Materials provided
____________________

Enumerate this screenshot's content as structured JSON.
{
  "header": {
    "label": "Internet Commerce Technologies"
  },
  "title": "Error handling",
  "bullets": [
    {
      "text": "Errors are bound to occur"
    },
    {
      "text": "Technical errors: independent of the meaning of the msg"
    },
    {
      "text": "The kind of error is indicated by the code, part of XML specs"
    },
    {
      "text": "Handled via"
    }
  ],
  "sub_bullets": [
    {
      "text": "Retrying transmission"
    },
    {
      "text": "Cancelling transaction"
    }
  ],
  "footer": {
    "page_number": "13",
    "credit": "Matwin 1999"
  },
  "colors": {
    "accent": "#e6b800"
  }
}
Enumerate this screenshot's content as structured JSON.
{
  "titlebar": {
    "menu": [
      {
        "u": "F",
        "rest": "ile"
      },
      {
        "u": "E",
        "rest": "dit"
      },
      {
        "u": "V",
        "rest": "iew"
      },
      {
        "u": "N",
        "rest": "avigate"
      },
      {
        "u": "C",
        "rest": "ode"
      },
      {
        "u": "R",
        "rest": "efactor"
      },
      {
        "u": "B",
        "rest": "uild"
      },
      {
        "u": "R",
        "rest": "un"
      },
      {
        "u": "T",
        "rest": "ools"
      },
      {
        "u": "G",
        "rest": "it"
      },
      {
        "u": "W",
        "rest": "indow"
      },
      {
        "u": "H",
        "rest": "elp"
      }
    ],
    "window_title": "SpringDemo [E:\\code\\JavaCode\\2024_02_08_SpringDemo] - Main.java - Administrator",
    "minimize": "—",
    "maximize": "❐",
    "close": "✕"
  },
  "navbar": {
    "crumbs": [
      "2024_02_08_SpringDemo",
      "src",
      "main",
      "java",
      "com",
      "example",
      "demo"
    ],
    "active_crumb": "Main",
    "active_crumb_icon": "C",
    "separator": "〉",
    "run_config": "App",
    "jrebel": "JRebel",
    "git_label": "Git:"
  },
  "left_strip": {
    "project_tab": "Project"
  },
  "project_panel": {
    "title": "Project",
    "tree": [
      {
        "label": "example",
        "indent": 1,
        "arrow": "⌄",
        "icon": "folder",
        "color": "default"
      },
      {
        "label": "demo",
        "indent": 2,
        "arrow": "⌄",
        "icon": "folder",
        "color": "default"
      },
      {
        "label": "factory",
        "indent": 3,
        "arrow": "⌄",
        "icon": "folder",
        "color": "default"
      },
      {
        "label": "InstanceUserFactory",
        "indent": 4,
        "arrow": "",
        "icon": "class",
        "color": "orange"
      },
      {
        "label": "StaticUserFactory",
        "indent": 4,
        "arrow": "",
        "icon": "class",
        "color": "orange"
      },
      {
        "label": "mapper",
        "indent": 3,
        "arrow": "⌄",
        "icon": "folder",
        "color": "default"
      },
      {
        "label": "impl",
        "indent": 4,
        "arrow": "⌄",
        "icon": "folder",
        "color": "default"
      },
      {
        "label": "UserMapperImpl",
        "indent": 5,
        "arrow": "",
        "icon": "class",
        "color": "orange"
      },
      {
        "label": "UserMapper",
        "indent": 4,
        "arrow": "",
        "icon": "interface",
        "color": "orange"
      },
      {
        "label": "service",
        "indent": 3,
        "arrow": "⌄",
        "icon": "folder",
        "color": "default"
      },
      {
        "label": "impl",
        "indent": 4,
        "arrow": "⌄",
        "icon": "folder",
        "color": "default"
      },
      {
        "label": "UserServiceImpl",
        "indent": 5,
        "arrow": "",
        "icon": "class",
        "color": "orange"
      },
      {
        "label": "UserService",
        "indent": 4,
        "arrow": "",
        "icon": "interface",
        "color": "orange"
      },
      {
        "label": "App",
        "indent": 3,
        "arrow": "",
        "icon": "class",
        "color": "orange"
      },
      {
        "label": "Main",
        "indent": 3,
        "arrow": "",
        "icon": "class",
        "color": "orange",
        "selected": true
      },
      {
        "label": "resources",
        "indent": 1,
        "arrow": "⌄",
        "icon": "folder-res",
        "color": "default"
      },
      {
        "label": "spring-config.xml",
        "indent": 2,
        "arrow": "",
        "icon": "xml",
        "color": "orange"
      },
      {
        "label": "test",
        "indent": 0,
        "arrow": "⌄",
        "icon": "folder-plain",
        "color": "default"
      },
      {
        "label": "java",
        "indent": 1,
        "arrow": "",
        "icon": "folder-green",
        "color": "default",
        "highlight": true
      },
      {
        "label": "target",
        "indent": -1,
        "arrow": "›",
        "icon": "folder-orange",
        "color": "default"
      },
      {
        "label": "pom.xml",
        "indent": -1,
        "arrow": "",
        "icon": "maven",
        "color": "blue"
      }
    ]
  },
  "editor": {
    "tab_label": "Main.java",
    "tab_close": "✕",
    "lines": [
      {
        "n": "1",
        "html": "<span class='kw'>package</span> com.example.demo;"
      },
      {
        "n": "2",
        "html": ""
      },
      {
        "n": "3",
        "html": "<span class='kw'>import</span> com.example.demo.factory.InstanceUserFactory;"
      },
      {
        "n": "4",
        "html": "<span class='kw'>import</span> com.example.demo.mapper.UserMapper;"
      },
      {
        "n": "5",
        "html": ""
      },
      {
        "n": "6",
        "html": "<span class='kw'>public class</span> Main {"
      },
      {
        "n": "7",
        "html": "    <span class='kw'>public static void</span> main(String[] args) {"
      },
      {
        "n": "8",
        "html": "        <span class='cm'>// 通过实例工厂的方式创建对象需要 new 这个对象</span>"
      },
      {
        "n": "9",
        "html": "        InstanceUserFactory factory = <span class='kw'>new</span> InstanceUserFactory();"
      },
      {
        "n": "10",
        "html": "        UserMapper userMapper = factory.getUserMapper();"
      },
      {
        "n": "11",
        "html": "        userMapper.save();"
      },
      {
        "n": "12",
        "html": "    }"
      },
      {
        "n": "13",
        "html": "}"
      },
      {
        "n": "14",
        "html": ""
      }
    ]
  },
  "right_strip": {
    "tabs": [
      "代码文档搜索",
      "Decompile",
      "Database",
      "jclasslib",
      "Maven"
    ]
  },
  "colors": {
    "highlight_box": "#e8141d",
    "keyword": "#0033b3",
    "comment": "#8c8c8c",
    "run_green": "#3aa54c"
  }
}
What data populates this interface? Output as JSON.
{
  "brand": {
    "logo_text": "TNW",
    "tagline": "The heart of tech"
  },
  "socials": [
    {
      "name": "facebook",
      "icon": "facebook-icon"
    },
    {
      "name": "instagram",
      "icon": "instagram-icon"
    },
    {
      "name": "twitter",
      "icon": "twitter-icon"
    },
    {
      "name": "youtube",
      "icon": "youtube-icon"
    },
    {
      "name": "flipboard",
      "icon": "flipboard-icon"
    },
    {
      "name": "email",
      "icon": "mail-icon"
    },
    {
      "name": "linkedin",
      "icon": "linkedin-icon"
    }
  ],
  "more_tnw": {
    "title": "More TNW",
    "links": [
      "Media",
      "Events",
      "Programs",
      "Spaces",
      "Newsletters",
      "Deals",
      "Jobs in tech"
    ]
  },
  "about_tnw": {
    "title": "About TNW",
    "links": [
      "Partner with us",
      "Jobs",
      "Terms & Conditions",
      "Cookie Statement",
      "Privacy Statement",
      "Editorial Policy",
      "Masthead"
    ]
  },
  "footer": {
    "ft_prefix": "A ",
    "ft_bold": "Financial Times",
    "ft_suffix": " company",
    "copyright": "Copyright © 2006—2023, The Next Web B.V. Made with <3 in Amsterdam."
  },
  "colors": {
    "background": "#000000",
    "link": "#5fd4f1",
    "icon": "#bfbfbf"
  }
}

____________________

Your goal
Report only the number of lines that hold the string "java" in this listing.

Solved problem
4